|International Classification||G05B19/05, G06F17/00, G05B19/042|
|Cooperative Classification||G05B2219/15001, G05B19/0426, G05B2219/2237, G05B2219/13164, G05B2219/23099|
|Jul 25, 2002||AS||Assignment|
Owner name: EIM COMPANY, INC., TEXAS
Free format text: ASSIGNMENT OF ASSIGNORS INTEREST;ASSIGNORS:SCALF, GERALD W.;TRUITT, MICHAEL H;REEL/FRAME:013129/0472
Effective date: 20020614
|Jan 8, 2010||AS||Assignment|
Owner name: EMERSON PROCESS MANAGEMENT VALVE ACTUATION LLC, MI
Free format text: ASSIGNMENT OF ASSIGNORS INTEREST;ASSIGNOR:EIM COMPANY, INC.;REEL/FRAME:023750/0586
Effective date: 20091001
|Aug 4, 2010||AS||Assignment|
Owner name: EMERSON PROCESS MANAGEMENT VALVE AUTOMATION, INC.,

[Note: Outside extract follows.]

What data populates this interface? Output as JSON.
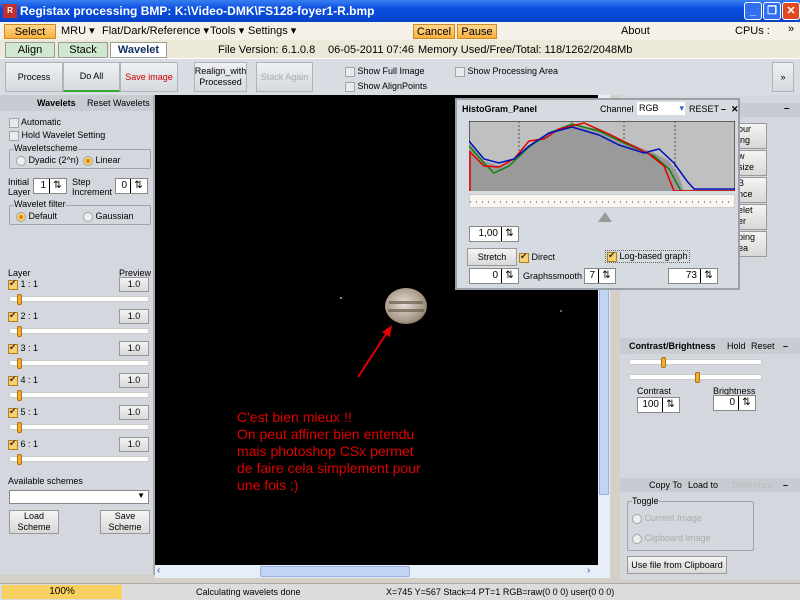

Free format text: ASSIGNMENT OF ASSIGNORS INTEREST;ASSIGNOR:EMERSON PROCESS MANAGEMENT VALVE ACTUATION LLC;REEL/FRAME:024785/0144
Effective date: 20100419
|Mar 1, 2012||FPAY||Fee payment|
Year of fee payment: 4
|Mar 30, 2016||FPAY||Fee payment|
Year of fee payment: 8